The Education Reform Book is Dead

January 5, 2011

I have a new piece in 10th anniversary edition of Education Next reviewing education reform books of the last decade.  My somewhat over-stated thesis is that the education reform book is dead — that books don’t have nearly as much influence in shaping the education policy agenda as they used to.

Here is a taste:

Why is it so difficult to identify a book that embodies the incentive-based reforms of the decade and relatively easy to list books that argue against them? One reason is that books have lost their place as primary vehicles for shaping education policy. Just like in other realms, books are being displaced by other media.

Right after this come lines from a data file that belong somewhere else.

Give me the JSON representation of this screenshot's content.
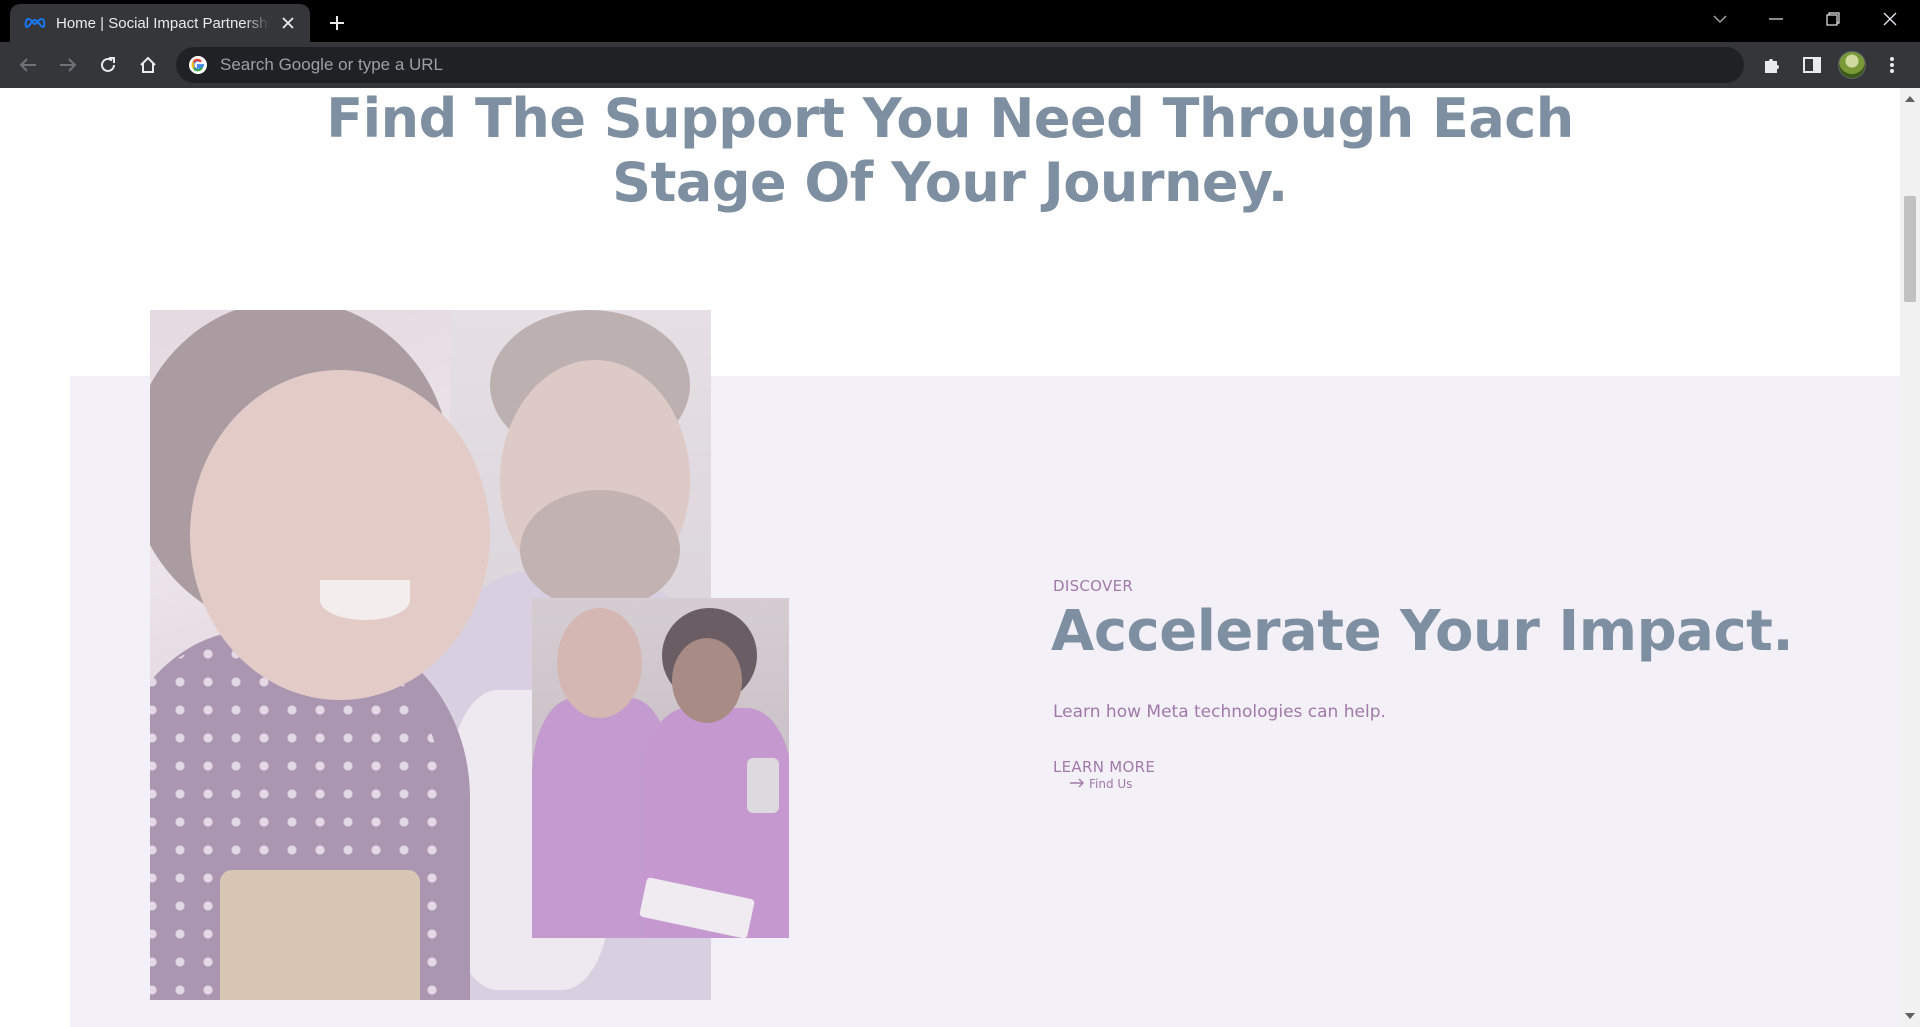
{
  "browser": {
    "tab_title": "Home | Social Impact Partnership",
    "omnibox_placeholder": "Search Google or type a URL"
  },
  "page": {
    "hero_heading_line1": "Find The Support You Need Through Each",
    "hero_heading_line2": "Stage Of Your Journey.",
    "feature": {
      "eyebrow": "DISCOVER",
      "heading": "Accelerate Your Impact.",
      "subtext": "Learn how Meta technologies can help.",
      "cta_label": "LEARN MORE",
      "cta_sublabel": "Find Us"
    }
  },
  "colors": {
    "heading": "#7d8fa0",
    "accent_purple": "#a07aa8",
    "band_background": "#f4f0f8",
    "chrome_dark": "#35363a"
  },
  "icons": {
    "favicon": "meta-logo-icon",
    "tab_close": "close-icon",
    "new_tab": "plus-icon",
    "back": "arrow-left-icon",
    "forward": "arrow-right-icon",
    "reload": "reload-icon",
    "home": "home-icon",
    "omnibox": "google-g-icon",
    "extensions": "puzzle-icon",
    "side_panel": "side-panel-icon",
    "menu": "kebab-menu-icon",
    "cta_arrow": "arrow-right-icon"
  }
}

A film like Waiting for “Superman” can have considerably more influence over education policy than any book. Articles and reports can be released on the Internet as soon as they are written. Even blogs are swaying education policy discussions to a greater extent than books. The power of blogs is especially clear when it comes to debating the merits of the research on various policy questions. There is little point in writing a book that reviews and adjudicates research findings when online articles and blog posts can do the same thing and be available within days or even hours.

The lack of policy influence that is attributable to recent education-reform books is not for lack of sales. Some have even become national best sellers. The problem is that policymakers and other elites are less likely to be among their readers. Instead, the buyers increasingly seem to be those actively participating in education reform debates; the people actually shaping policy appear to be paying relatively little attention.

For example, teachers and others hostile to incentive-based reforms consume works by Diane Ravitch, Linda Darling-Hammond, and Tony Wagner to affirm their worldview. These books are not setting the agenda for policymakers. They are feeding the resentment of practitioners to an education reform agenda that draws its inspiration from nonbook sources and is advancing despite the hostility stirred by such books. These best-selling volumes are, in the words of their intellectual nemesis, “standing athwart history, yelling stop.”